* **Assigned task**
Some lines of these records may hold the word "this"; state how many, using only the number.

____ Dataset extract

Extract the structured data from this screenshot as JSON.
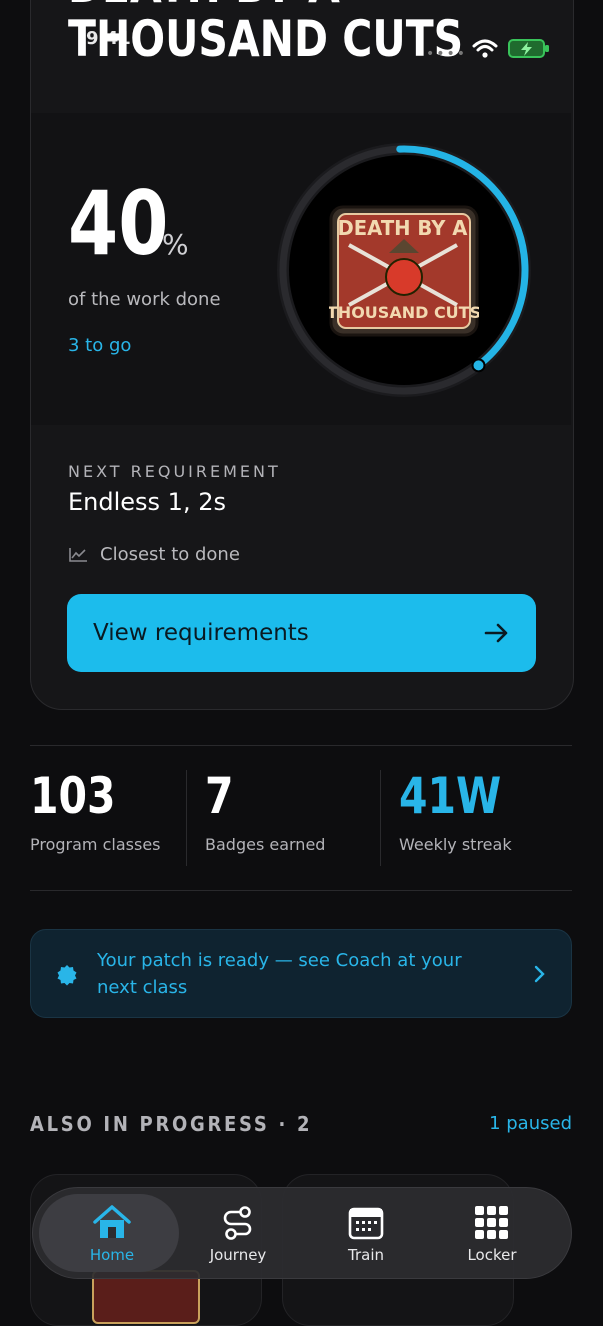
{
  "status_bar": {
    "time": "9:41"
  },
  "hero": {
    "title_line1": "DEATH BY A",
    "title_line2": "THOUSAND CUTS",
    "percent": "40",
    "percent_sign": "%",
    "progress_fraction": 0.4,
    "work_label": "of the work done",
    "to_go": "3 to go",
    "badge_top": "DEATH BY A",
    "badge_bottom": "THOUSAND CUTS"
  },
  "requirement": {
    "label": "NEXT REQUIREMENT",
    "value": "Endless 1, 2s",
    "closest": "Closest to done",
    "button_label": "View requirements"
  },
  "stats": [
    {
      "value": "103",
      "label": "Program classes"
    },
    {
      "value": "7",
      "label": "Badges earned"
    },
    {
      "value": "41W",
      "label": "Weekly streak"
    }
  ],
  "banner": {
    "text": "Your patch is ready — see Coach at your next class"
  },
  "also": {
    "label": "ALSO IN PROGRESS · 2",
    "paused": "1 paused"
  },
  "nav": [
    {
      "label": "Home",
      "icon": "home-icon"
    },
    {
      "label": "Journey",
      "icon": "journey-icon"
    },
    {
      "label": "Train",
      "icon": "calendar-icon"
    },
    {
      "label": "Locker",
      "icon": "grid-icon"
    }
  ],
  "colors": {
    "accent": "#1cbcec",
    "background": "#0d0d0f",
    "card": "#161618"
  }
}
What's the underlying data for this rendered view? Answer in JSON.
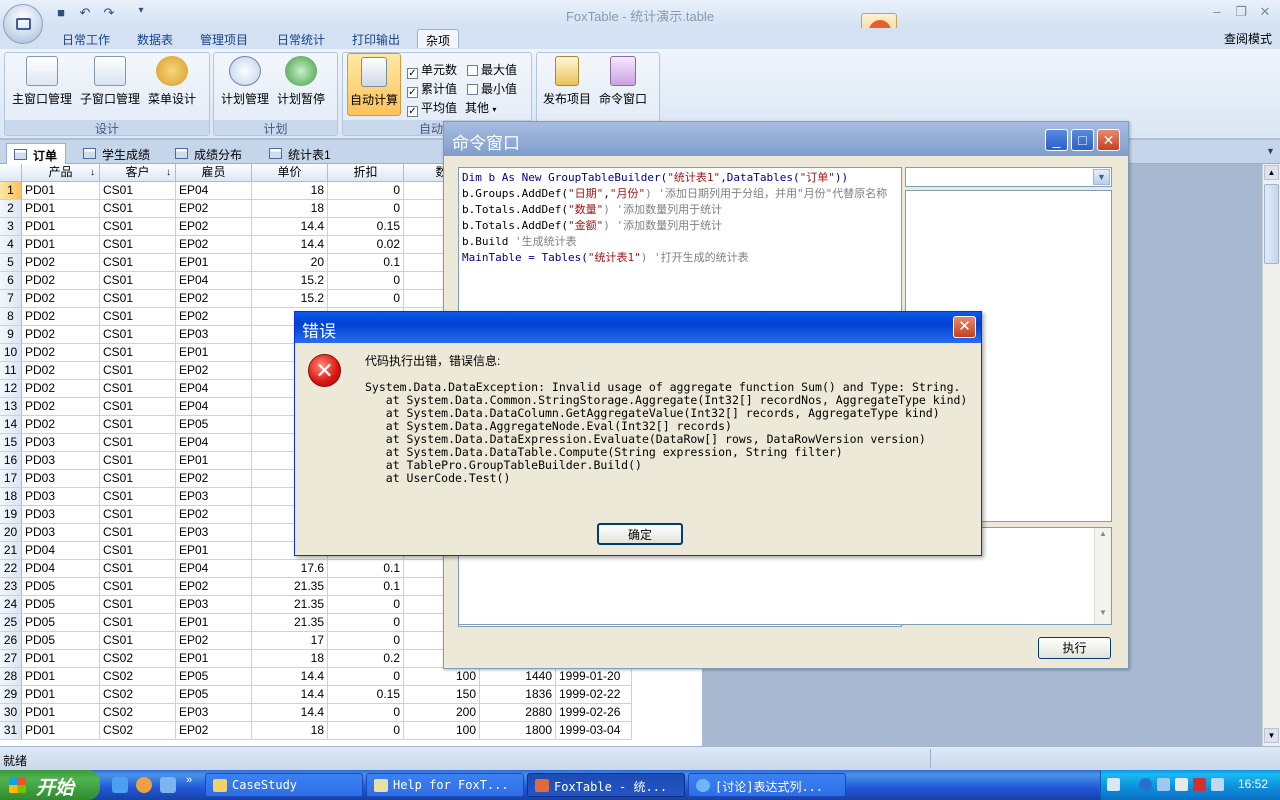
{
  "app": {
    "title": "FoxTable - 统计演示.table",
    "view_mode": "查阅模式"
  },
  "ribbon": {
    "tabs": [
      "日常工作",
      "数据表",
      "管理项目",
      "日常统计",
      "打印输出",
      "杂项"
    ],
    "groups": {
      "design": {
        "label": "设计",
        "buttons": [
          "主窗口管理",
          "子窗口管理",
          "菜单设计"
        ]
      },
      "plan": {
        "label": "计划",
        "buttons": [
          "计划管理",
          "计划暂停"
        ]
      },
      "auto": {
        "label": "自动计",
        "button": "自动计算",
        "checks": [
          {
            "label": "单元数",
            "checked": true
          },
          {
            "label": "最大值",
            "checked": false
          },
          {
            "label": "累计值",
            "checked": true
          },
          {
            "label": "最小值",
            "checked": false
          },
          {
            "label": "平均值",
            "checked": true
          }
        ],
        "other": "其他"
      },
      "publish": {
        "buttons": [
          "发布项目",
          "命令窗口"
        ]
      }
    }
  },
  "sheet_tabs": [
    "订单",
    "学生成绩",
    "成绩分布",
    "统计表1"
  ],
  "grid": {
    "columns": [
      "产品",
      "客户",
      "雇员",
      "单价",
      "折扣",
      "数"
    ],
    "rows": [
      [
        "1",
        "PD01",
        "CS01",
        "EP04",
        "18",
        "0",
        "",
        "",
        ""
      ],
      [
        "2",
        "PD01",
        "CS01",
        "EP02",
        "18",
        "0",
        "",
        "",
        ""
      ],
      [
        "3",
        "PD01",
        "CS01",
        "EP02",
        "14.4",
        "0.15",
        "",
        "",
        ""
      ],
      [
        "4",
        "PD01",
        "CS01",
        "EP02",
        "14.4",
        "0.02",
        "",
        "",
        ""
      ],
      [
        "5",
        "PD02",
        "CS01",
        "EP01",
        "20",
        "0.1",
        "",
        "",
        ""
      ],
      [
        "6",
        "PD02",
        "CS01",
        "EP04",
        "15.2",
        "0",
        "",
        "",
        ""
      ],
      [
        "7",
        "PD02",
        "CS01",
        "EP02",
        "15.2",
        "0",
        "",
        "",
        ""
      ],
      [
        "8",
        "PD02",
        "CS01",
        "EP02",
        "",
        "",
        "",
        "",
        ""
      ],
      [
        "9",
        "PD02",
        "CS01",
        "EP03",
        "",
        "",
        "",
        "",
        ""
      ],
      [
        "10",
        "PD02",
        "CS01",
        "EP01",
        "",
        "",
        "",
        "",
        ""
      ],
      [
        "11",
        "PD02",
        "CS01",
        "EP02",
        "",
        "",
        "",
        "",
        ""
      ],
      [
        "12",
        "PD02",
        "CS01",
        "EP04",
        "",
        "",
        "",
        "",
        ""
      ],
      [
        "13",
        "PD02",
        "CS01",
        "EP04",
        "",
        "",
        "",
        "",
        ""
      ],
      [
        "14",
        "PD02",
        "CS01",
        "EP05",
        "",
        "",
        "",
        "",
        ""
      ],
      [
        "15",
        "PD03",
        "CS01",
        "EP04",
        "",
        "",
        "",
        "",
        ""
      ],
      [
        "16",
        "PD03",
        "CS01",
        "EP01",
        "",
        "",
        "",
        "",
        ""
      ],
      [
        "17",
        "PD03",
        "CS01",
        "EP02",
        "",
        "",
        "",
        "",
        ""
      ],
      [
        "18",
        "PD03",
        "CS01",
        "EP03",
        "",
        "",
        "",
        "",
        ""
      ],
      [
        "19",
        "PD03",
        "CS01",
        "EP02",
        "",
        "",
        "",
        "",
        ""
      ],
      [
        "20",
        "PD03",
        "CS01",
        "EP03",
        "",
        "",
        "",
        "",
        ""
      ],
      [
        "21",
        "PD04",
        "CS01",
        "EP01",
        "",
        "",
        "",
        "",
        ""
      ],
      [
        "22",
        "PD04",
        "CS01",
        "EP04",
        "17.6",
        "0.1",
        "",
        "",
        ""
      ],
      [
        "23",
        "PD05",
        "CS01",
        "EP02",
        "21.35",
        "0.1",
        "",
        "",
        ""
      ],
      [
        "24",
        "PD05",
        "CS01",
        "EP03",
        "21.35",
        "0",
        "",
        "",
        ""
      ],
      [
        "25",
        "PD05",
        "CS01",
        "EP01",
        "21.35",
        "0",
        "",
        "",
        ""
      ],
      [
        "26",
        "PD05",
        "CS01",
        "EP02",
        "17",
        "0",
        "",
        "",
        ""
      ],
      [
        "27",
        "PD01",
        "CS02",
        "EP01",
        "18",
        "0.2",
        "",
        "",
        ""
      ],
      [
        "28",
        "PD01",
        "CS02",
        "EP05",
        "14.4",
        "0",
        "100",
        "1440",
        "1999-01-20"
      ],
      [
        "29",
        "PD01",
        "CS02",
        "EP05",
        "14.4",
        "0.15",
        "150",
        "1836",
        "1999-02-22"
      ],
      [
        "30",
        "PD01",
        "CS02",
        "EP03",
        "14.4",
        "0",
        "200",
        "2880",
        "1999-02-26"
      ],
      [
        "31",
        "PD01",
        "CS02",
        "EP02",
        "18",
        "0",
        "100",
        "1800",
        "1999-03-04"
      ]
    ]
  },
  "status": {
    "text": "就绪"
  },
  "cmd_window": {
    "title": "命令窗口",
    "code": [
      [
        {
          "t": "Dim b As New GroupTableBuilder(",
          "c": "kw"
        },
        {
          "t": "\"统计表1\"",
          "c": "str"
        },
        {
          "t": ",DataTables(",
          "c": "kw"
        },
        {
          "t": "\"订单\"",
          "c": "str"
        },
        {
          "t": "))",
          "c": "kw"
        }
      ],
      [
        {
          "t": "b.Groups.AddDef(",
          "c": ""
        },
        {
          "t": "\"日期\"",
          "c": "str"
        },
        {
          "t": ",",
          "c": ""
        },
        {
          "t": "\"月份\"",
          "c": "str"
        },
        {
          "t": ") '添加日期列用于分组，并用\"月份\"代替原名称",
          "c": "cm"
        }
      ],
      [
        {
          "t": "b.Totals.AddDef(",
          "c": ""
        },
        {
          "t": "\"数量\"",
          "c": "str"
        },
        {
          "t": ") '添加数量列用于统计",
          "c": "cm"
        }
      ],
      [
        {
          "t": "b.Totals.AddDef(",
          "c": ""
        },
        {
          "t": "\"金额\"",
          "c": "str"
        },
        {
          "t": ") '添加数量列用于统计",
          "c": "cm"
        }
      ],
      [
        {
          "t": "b.Build ",
          "c": ""
        },
        {
          "t": "'生成统计表",
          "c": "cm"
        }
      ],
      [
        {
          "t": "MainTable = Tables(",
          "c": "kw"
        },
        {
          "t": "\"统计表1\"",
          "c": "str"
        },
        {
          "t": ") '打开生成的统计表",
          "c": "cm"
        }
      ]
    ],
    "run_button": "执行"
  },
  "error_dialog": {
    "title": "错误",
    "heading": "代码执行出错，错误信息:",
    "lines": [
      "System.Data.DataException: Invalid usage of aggregate function Sum() and Type: String.",
      "   at System.Data.Common.StringStorage.Aggregate(Int32[] recordNos, AggregateType kind)",
      "   at System.Data.DataColumn.GetAggregateValue(Int32[] records, AggregateType kind)",
      "   at System.Data.AggregateNode.Eval(Int32[] records)",
      "   at System.Data.DataExpression.Evaluate(DataRow[] rows, DataRowVersion version)",
      "   at System.Data.DataTable.Compute(String expression, String filter)",
      "   at TablePro.GroupTableBuilder.Build()",
      "   at UserCode.Test()"
    ],
    "ok_button": "确定"
  },
  "taskbar": {
    "start": "开始",
    "tasks": [
      "CaseStudy",
      "Help for FoxT...",
      "FoxTable - 统...",
      "[讨论]表达式列..."
    ],
    "clock": "16:52"
  }
}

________

* **Answer**
2